It’s no secret that when it comes to funding, HBCUs are given the short end of the stick. From federal policies and campaign promises that hardly ever come through, to stark differences in state funding between HBCUs (Historically Black Colleges and Universities) and PWIs (Predominately White Institutions), our schools are struggling in the area of finances, which impacts our students and quality of education. While systemic inequality plays a significant role in the state of Black universities, it is important to recognize that donations from alumni are the lifeline of any college or university, and that the absence of giving from Black alumni can be felt across many HBCU campuses.
According to Forbes, the average rate of alumni donations at HBCUs is nearly 10% and the rate has remained constant over the last few decades. This is nowhere near the hundreds of thousands spent during the homecoming season.
Only four HBCUs have an alumni giving rate exceeding 30%: Claflin University (47%), Spelman College, Bennett College, and Lane College (all exceeding 35%). Two HBCUs had the lowest giving rate of 2%.
So why aren’t our alumni giving back? It’s not that we don’t value and appreciate the education and life lessons gained from our coveted HBCUs.

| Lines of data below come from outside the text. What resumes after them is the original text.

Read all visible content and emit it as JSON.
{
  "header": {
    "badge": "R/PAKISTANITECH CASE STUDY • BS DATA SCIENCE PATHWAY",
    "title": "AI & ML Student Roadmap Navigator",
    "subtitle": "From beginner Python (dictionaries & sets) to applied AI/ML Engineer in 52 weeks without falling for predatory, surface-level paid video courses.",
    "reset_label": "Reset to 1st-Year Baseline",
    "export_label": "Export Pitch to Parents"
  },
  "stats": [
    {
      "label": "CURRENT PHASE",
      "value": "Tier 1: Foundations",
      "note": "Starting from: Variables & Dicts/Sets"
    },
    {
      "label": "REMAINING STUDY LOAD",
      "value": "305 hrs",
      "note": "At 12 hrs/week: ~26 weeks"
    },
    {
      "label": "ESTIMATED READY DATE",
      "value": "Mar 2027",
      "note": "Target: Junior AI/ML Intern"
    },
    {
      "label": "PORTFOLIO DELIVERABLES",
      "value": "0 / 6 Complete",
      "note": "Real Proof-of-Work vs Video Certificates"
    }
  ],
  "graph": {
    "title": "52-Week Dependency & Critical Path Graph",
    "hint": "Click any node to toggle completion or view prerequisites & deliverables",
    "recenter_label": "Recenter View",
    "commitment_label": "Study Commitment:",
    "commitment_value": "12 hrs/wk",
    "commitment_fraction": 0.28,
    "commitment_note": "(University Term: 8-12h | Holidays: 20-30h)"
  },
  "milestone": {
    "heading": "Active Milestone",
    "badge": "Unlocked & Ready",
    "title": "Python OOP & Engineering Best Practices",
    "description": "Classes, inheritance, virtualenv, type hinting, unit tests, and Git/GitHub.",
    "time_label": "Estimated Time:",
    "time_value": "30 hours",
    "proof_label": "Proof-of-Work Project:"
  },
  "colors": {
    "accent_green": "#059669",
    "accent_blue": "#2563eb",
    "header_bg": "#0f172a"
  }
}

One known reason is the wealth disparity between Black professionals and families and our white counterparts. Giving back can be difficult, especially for young Black professionals working to solidify their careers and financial stability. The wealth disparity is also caused by the dramatic differences in student loan debt between Black students and their white counterparts. According to Education Data Initiative, the average Black student owes around $25,000 more than white students. Forty-eight percent of Black students owe 12.5% more than they borrowed, and Black student borrowers are most likely to struggle financially due to student loan debt, with 29% paying $350 or more in monthly payments.
Other reasons include small fundraising infrastructures, miseducation about state funding for HBCUs, and many HBCU graduates saying they simply haven’t been asked to donate.
Why is it important to donate to HBCUs?
There’s a common issue amongst HBCUs all over the nation (besides financial aid office mayhem), and that is lack of property and deteriorating infrastructure. Recently, Howard University, a well-known private HBCU, made headlines after a month-long protest from students over unfit living conditions such as black mold, dust, and flooding. If even our most popular HBCUs are struggling to provide safe and up-to-date living conditions for students, we can only imagine the conditions of our lesser-known and less funded Black universities.
With many of our HBCUs in inner-city areas, it is difficult and almost impossible for expansion to take place without adequate funding. Even Black universities with more than enough surrounding space to build Black college towns, like Prairie View A&M University, do not have the funding to do so.
How do we increase the Black alumni giving rate at HBCUs?
Education about philanthropy and the importance of supporting Black universities should begin while students are in school. If the importance of giving back as an alumni is fervently taught while our students are still enrolled in school, we can create a culture where financially supporting HBCUs is the norm and highly valued within our communities.
Many Black alumni are under the impression that their monetary contributions matter less than the hefty donations given by celebrities such as Oprah Winfrey, Tom Joyner, Denzel Washington, etc. This cannot be further than the truth. Consistent donations from HBCU communities are crucial to the continued success and prosperity of Black universities and colleges. Even if payments are as little as $20 a month, every dollar plays a role in the growth of HBCUs.
It’s time to challenge ourselves and our community members to support and nurture the institutions that have given so much to Black communities and Black culture. These universities provide a safe learning environment and life lessons that will follow Black students long after graduation. Investing in the future of the Black community as we pursue equity and racial progress in America starts by investing today in the institutions we hold near and dear to our hearts.
Never underestimate the power of the Black dollar. Invest your money where it can benefit your community. Investing in our students IS investing in the future of Black America, as a whole.